══ Input material

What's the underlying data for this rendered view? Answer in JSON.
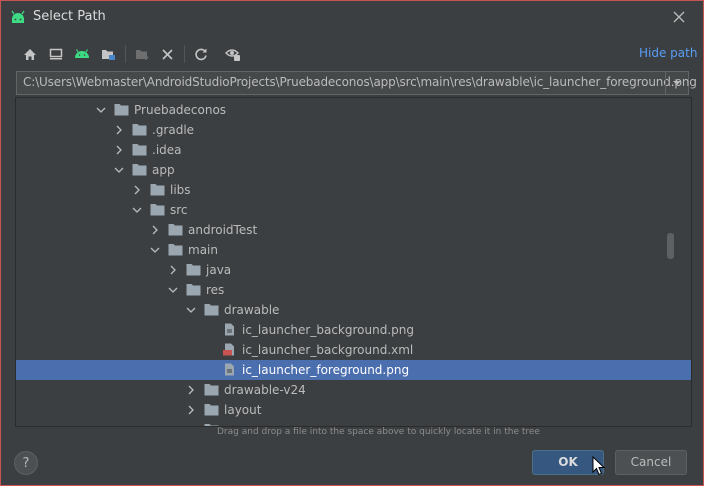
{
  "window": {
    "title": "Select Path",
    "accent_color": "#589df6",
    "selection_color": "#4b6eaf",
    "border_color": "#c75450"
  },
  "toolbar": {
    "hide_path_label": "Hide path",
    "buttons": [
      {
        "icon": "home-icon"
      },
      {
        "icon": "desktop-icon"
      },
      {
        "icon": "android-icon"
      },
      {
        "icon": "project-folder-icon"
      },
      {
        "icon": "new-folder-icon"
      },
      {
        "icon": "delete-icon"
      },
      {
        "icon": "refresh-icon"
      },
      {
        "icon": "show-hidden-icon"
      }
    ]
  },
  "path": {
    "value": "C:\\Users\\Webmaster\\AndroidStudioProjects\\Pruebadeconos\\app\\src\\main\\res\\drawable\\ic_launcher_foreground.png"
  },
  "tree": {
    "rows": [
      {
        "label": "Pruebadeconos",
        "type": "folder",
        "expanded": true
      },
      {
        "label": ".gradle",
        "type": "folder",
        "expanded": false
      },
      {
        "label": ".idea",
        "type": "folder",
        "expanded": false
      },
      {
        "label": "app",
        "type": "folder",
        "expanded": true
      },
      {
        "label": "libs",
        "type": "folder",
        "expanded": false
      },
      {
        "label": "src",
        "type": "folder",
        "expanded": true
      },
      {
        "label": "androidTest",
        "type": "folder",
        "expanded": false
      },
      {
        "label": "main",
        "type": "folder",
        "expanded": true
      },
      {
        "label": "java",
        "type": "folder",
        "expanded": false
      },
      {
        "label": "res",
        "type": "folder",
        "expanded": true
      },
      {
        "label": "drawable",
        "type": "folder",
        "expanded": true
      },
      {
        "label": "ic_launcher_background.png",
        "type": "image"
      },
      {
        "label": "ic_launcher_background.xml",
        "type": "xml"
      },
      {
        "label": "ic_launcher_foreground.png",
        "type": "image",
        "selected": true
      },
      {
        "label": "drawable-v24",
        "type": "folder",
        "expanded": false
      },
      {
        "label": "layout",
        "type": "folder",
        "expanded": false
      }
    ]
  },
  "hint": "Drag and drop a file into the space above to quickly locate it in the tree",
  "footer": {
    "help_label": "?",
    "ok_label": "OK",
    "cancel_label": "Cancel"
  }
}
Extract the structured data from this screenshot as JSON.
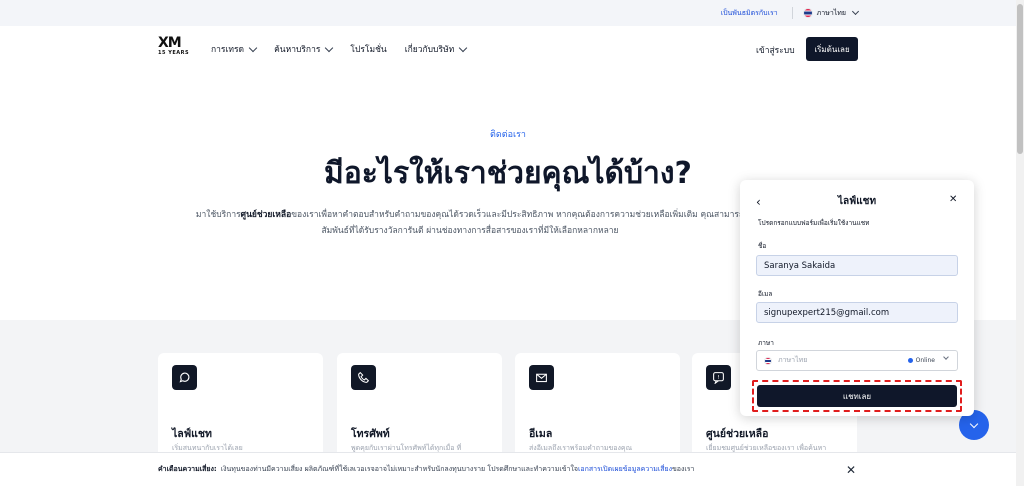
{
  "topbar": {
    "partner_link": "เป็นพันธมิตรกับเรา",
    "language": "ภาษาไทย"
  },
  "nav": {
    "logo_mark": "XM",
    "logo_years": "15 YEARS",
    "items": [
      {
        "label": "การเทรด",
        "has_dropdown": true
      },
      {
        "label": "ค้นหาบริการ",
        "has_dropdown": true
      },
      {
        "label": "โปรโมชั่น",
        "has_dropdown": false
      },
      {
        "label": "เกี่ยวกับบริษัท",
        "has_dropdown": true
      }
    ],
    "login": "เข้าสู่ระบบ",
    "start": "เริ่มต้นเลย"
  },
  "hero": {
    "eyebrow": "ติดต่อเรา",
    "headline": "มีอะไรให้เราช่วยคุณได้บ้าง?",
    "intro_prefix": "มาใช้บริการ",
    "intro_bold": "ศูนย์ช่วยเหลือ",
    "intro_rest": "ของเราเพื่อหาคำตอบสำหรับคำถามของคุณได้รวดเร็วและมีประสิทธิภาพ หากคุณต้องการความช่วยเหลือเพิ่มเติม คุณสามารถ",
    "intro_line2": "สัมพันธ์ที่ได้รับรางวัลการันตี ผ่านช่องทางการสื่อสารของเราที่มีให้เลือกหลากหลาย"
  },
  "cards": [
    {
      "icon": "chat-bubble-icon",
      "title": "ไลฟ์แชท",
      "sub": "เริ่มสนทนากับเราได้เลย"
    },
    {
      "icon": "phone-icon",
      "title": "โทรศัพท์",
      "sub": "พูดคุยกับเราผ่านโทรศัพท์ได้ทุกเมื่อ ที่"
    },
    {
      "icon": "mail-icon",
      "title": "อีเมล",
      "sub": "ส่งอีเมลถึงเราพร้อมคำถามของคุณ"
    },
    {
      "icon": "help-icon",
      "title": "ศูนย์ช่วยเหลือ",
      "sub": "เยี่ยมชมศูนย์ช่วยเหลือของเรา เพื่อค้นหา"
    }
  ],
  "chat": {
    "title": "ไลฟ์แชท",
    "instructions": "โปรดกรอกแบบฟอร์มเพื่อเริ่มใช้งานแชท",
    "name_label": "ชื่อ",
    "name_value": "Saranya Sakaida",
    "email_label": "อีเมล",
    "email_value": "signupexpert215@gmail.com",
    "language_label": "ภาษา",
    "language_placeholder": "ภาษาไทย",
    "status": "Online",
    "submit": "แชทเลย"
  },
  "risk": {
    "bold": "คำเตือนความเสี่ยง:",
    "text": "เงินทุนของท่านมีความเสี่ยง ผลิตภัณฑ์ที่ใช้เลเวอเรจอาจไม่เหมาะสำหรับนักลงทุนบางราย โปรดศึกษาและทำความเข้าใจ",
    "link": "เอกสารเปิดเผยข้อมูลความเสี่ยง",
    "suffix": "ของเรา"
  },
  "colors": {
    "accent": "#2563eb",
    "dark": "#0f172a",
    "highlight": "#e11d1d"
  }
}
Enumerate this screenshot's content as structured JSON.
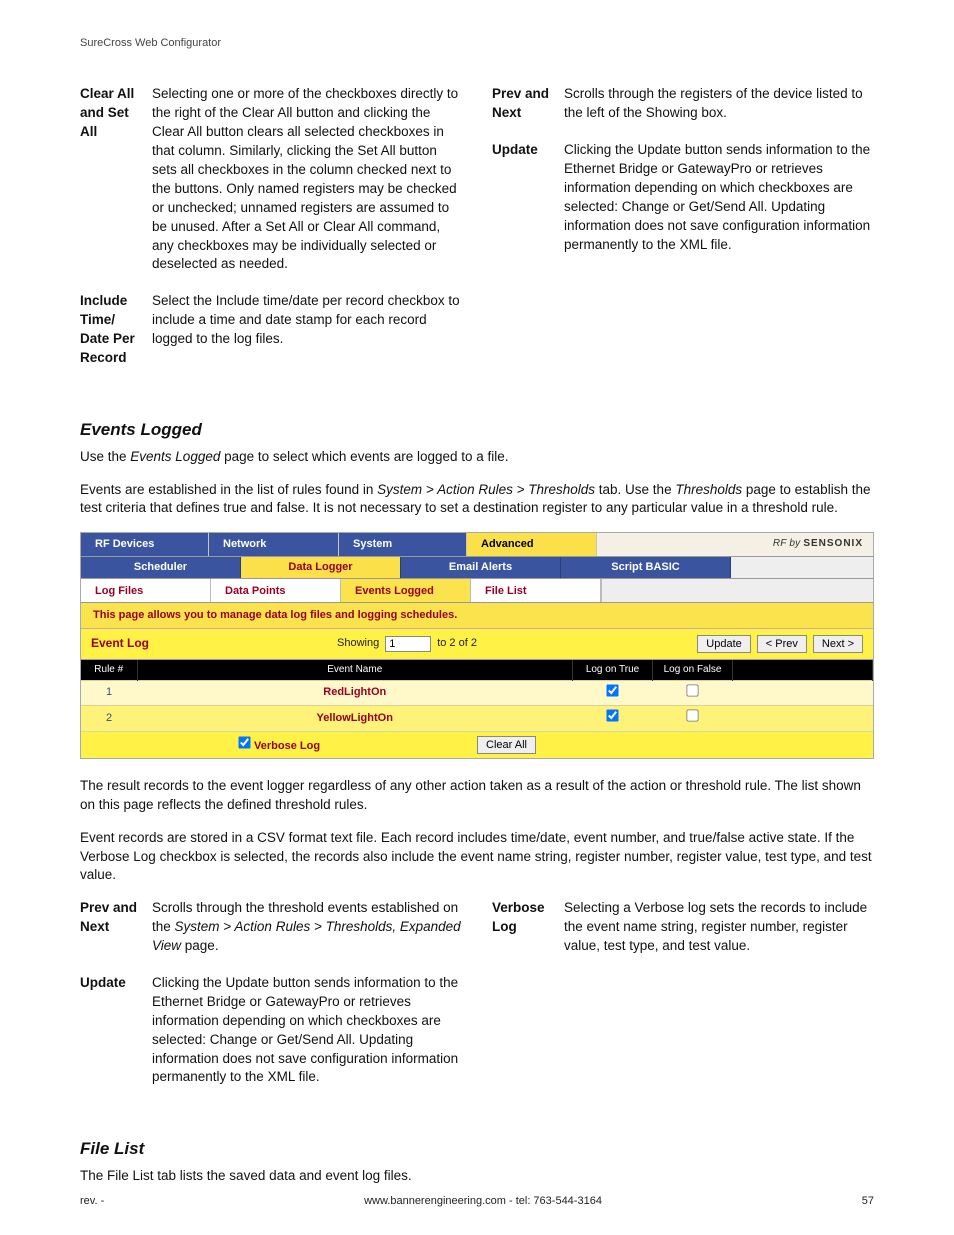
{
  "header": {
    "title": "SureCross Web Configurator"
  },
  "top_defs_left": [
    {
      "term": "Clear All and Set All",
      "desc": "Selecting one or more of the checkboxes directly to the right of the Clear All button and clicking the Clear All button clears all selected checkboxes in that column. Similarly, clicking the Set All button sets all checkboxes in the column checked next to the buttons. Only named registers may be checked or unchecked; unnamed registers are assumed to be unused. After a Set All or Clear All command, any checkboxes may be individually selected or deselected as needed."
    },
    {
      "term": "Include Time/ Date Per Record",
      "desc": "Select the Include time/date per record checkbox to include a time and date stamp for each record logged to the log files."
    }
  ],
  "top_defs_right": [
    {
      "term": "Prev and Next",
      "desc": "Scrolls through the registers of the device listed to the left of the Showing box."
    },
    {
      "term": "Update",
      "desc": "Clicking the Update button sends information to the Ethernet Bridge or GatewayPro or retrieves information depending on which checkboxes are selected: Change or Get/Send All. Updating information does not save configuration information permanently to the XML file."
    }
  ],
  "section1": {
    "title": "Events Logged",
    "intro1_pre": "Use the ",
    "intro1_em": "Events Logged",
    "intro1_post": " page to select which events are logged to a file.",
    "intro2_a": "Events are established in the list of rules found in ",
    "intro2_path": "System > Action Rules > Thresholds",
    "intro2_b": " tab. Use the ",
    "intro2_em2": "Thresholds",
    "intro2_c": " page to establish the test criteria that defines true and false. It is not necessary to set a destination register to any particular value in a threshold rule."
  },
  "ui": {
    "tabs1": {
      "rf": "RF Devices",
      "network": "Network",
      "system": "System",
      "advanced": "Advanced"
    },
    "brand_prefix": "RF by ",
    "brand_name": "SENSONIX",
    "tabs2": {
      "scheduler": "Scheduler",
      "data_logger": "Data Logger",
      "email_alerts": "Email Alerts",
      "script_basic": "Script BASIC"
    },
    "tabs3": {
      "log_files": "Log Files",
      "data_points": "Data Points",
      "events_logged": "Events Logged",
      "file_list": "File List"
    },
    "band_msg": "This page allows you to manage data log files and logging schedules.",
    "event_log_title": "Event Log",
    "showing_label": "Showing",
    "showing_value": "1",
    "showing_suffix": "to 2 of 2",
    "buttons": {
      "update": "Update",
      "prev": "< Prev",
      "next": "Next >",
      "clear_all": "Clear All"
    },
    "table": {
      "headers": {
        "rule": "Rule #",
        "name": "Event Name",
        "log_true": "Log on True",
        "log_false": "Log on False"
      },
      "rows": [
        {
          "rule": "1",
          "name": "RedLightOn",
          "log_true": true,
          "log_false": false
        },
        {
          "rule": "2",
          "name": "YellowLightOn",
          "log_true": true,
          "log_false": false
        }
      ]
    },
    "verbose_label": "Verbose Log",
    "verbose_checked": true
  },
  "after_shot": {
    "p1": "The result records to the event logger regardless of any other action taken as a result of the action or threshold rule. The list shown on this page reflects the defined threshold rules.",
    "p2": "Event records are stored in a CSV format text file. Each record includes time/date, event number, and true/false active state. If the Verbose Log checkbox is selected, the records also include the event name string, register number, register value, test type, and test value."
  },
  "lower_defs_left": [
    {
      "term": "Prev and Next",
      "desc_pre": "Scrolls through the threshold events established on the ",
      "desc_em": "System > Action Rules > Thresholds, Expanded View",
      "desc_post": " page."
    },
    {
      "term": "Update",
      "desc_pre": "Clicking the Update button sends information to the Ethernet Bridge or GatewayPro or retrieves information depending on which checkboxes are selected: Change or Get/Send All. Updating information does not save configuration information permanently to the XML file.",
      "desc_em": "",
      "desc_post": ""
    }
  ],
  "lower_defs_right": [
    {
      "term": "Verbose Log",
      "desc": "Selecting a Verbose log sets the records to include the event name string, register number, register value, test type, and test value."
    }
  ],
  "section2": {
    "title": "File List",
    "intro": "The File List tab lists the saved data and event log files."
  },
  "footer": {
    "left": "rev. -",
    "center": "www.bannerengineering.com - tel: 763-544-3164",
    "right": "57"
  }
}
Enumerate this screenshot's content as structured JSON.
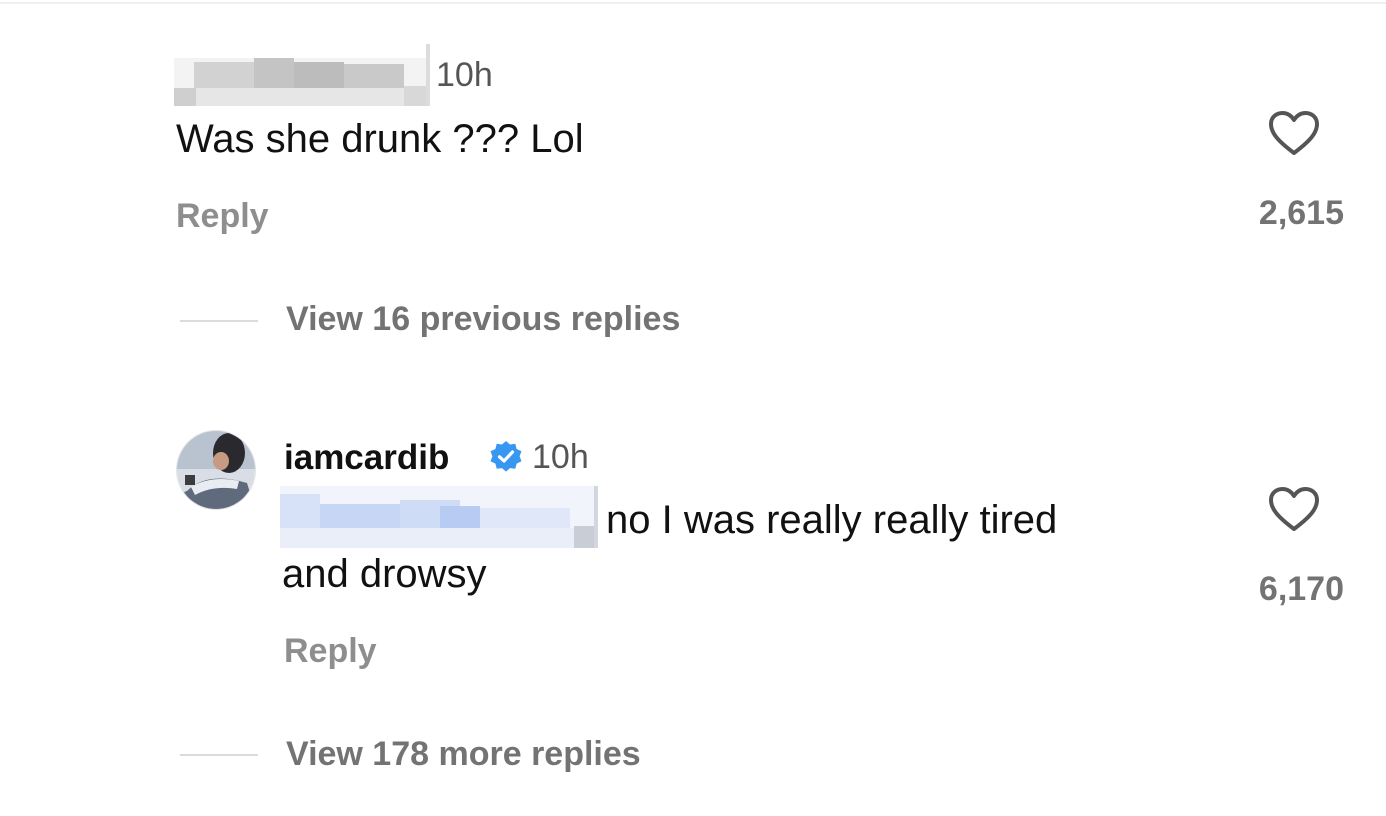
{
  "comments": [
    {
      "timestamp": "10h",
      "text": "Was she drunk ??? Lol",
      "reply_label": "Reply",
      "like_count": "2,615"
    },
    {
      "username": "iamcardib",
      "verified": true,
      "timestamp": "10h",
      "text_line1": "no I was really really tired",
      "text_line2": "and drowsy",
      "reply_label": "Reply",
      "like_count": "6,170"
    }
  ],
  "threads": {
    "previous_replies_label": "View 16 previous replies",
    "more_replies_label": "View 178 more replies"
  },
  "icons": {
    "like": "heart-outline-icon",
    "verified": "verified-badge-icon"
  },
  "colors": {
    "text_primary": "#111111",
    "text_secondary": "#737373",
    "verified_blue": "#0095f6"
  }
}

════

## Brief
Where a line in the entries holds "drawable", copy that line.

## Solution
    "value": "C:\\Users\\Webmaster\\AndroidStudioProjects\\Pruebadeconos\\app\\src\\main\\res\\drawable\\ic_launcher_foreground.png"
        "label": "drawable",
        "label": "drawable-v24",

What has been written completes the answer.